RDP 8812: International Interest Rate Linkages and Monetary Policy: The Case of Australia 2. Structural Background

Over the past decade or so, the Australian financial system has changed from being heavily regulated to being largely deregulated. In some cases, developments took place in a series of minor steps, but in others there were major events which clearly distinguished one period from another. The major changes were:

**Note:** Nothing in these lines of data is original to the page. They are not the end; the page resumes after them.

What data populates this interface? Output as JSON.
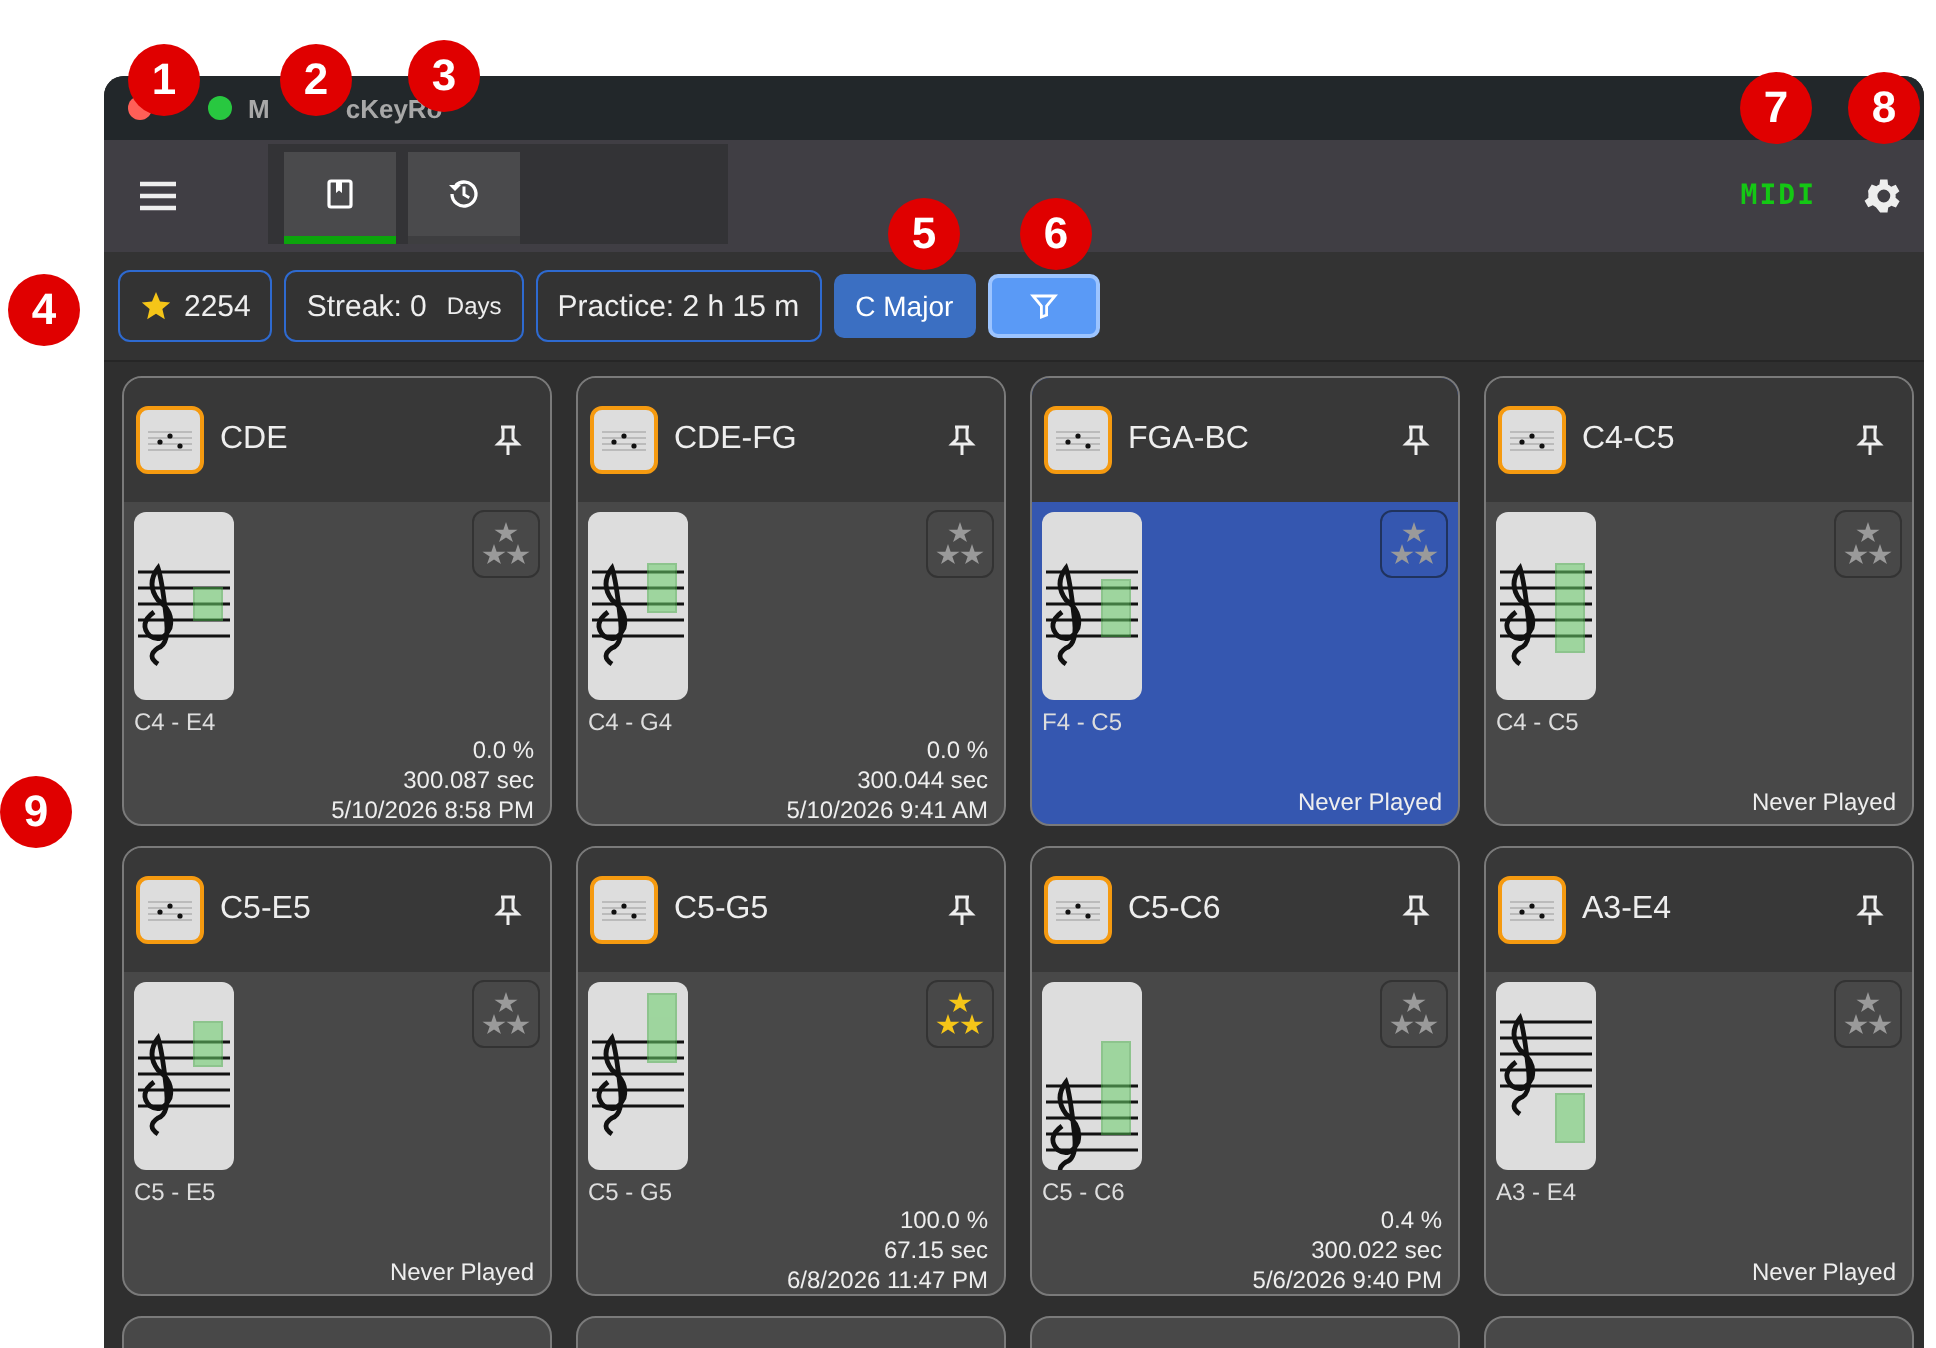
{
  "window": {
    "title_parts": [
      "M",
      "cKeyRo"
    ]
  },
  "toolbar": {
    "tabs": [
      {
        "kind": "book",
        "selected": true
      },
      {
        "kind": "history",
        "selected": false
      }
    ],
    "midi_label": "MIDI"
  },
  "stats": {
    "stars": "2254",
    "streak_label": "Streak: 0",
    "streak_unit": "Days",
    "practice": "Practice: 2 h 15 m",
    "key_button": "C Major",
    "filter_active": true
  },
  "cards": [
    {
      "title": "CDE",
      "range": "C4 - E4",
      "achieved": false,
      "selected": false,
      "stats": [
        "0.0 %",
        "300.087 sec",
        "5/10/2026 8:58 PM"
      ]
    },
    {
      "title": "CDE-FG",
      "range": "C4 - G4",
      "achieved": false,
      "selected": false,
      "stats": [
        "0.0 %",
        "300.044 sec",
        "5/10/2026 9:41 AM"
      ]
    },
    {
      "title": "FGA-BC",
      "range": "F4 - C5",
      "achieved": false,
      "selected": true,
      "stats": [
        "Never Played"
      ]
    },
    {
      "title": "C4-C5",
      "range": "C4 - C5",
      "achieved": false,
      "selected": false,
      "stats": [
        "Never Played"
      ]
    },
    {
      "title": "C5-E5",
      "range": "C5 - E5",
      "achieved": false,
      "selected": false,
      "stats": [
        "Never Played"
      ]
    },
    {
      "title": "C5-G5",
      "range": "C5 - G5",
      "achieved": true,
      "selected": false,
      "stats": [
        "100.0 %",
        "67.15 sec",
        "6/8/2026 11:47 PM"
      ]
    },
    {
      "title": "C5-C6",
      "range": "C5 - C6",
      "achieved": false,
      "selected": false,
      "stats": [
        "0.4 %",
        "300.022 sec",
        "5/6/2026 9:40 PM"
      ]
    },
    {
      "title": "A3-E4",
      "range": "A3 - E4",
      "achieved": false,
      "selected": false,
      "stats": [
        "Never Played"
      ]
    }
  ],
  "callouts": [
    "1",
    "2",
    "3",
    "4",
    "5",
    "6",
    "7",
    "8",
    "9"
  ]
}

  • the floating of the Australian dollar in December 1983. In the period before the float, the Australian dollar was set every day by the Reserve Bank under a crawling peg arrangement. While the exchange rate changed frequently, there was no market in foreign exchange and the system was more similar to the textbook fixed exchange rate regime than to a floating exchange rate regime. At the same time as the exchange rate was floated, exchange controls were abolished, which increased the scope for inward movement of capital, and opened up for the first time the opportunity for Australian investors to diversify into foreign fixed-interest assets;
  • the introduction of the tender system for sales of government debt. This was done for short-term securities (Treasury notes) in 1979 and for longer-term government bonds in the middle of 1982. Prior to the introduction of the tender system for selling government bonds, yields had been set by the authorities under a tap arrangement. Thus, prior to the introduction of the tender, yields moved in a stepwise fashion, as the authorities adjusted them from time to time to changes in investor demand. Since the tender, yields in the secondary market have moved continuously and so the day-to-day variability has obviously been greater than under the administered system. The tender also facilitated the development of a deep secondary market in government bonds, with turnover having expanded twentyfold since 1982;
  • over the past decade or so, there have also been a number of moves to deregulate financial intermediaries' interest rates. This has been a gradual process, starting in the late 1960s. By 1980, all ceilings on bank deposits had been abolished, but there were a couple of remaining ceilings on bank lending rates. To all intents and purposes, these have now been abolished. The maturity restriction which prevented banks from paying interest on short-term (including overnight) borrowing was lifted in 1984;
  • 16 foreign banks were allowed entry into the Australian market as full trading banks in 1985. Prior to that, the only foreign banks which could operate in Australia as trading banks were a couple that had been established in the last century. Other foreign banks had entered the Australian market through merchant banking subsidiaries.

Many changes have resulted from this widespread deregulation, of which several are important for the present paper. Two that are clearly visible from the graphs shown later in the paper are that long-term government bond rates only became fully market determined after mid 1982, and the exchange rate after the end of 1983.

There has also been a major change in the way the Reserve Bank conducts its monetary policy. Prior to the introduction of the tender system and the float, the setting of rates on long-term government paper was an important aspect of monetary policy. After deregulation, monetary policy has essentially been implemented through daily open market operations. The cost and availability of cash has been the operating objective. In periods when the Bank has wished to tighten, its domestic market operations have led to a rise in overnight rates in the professional money market. This has quickly translated to a rise in all short-term security yields.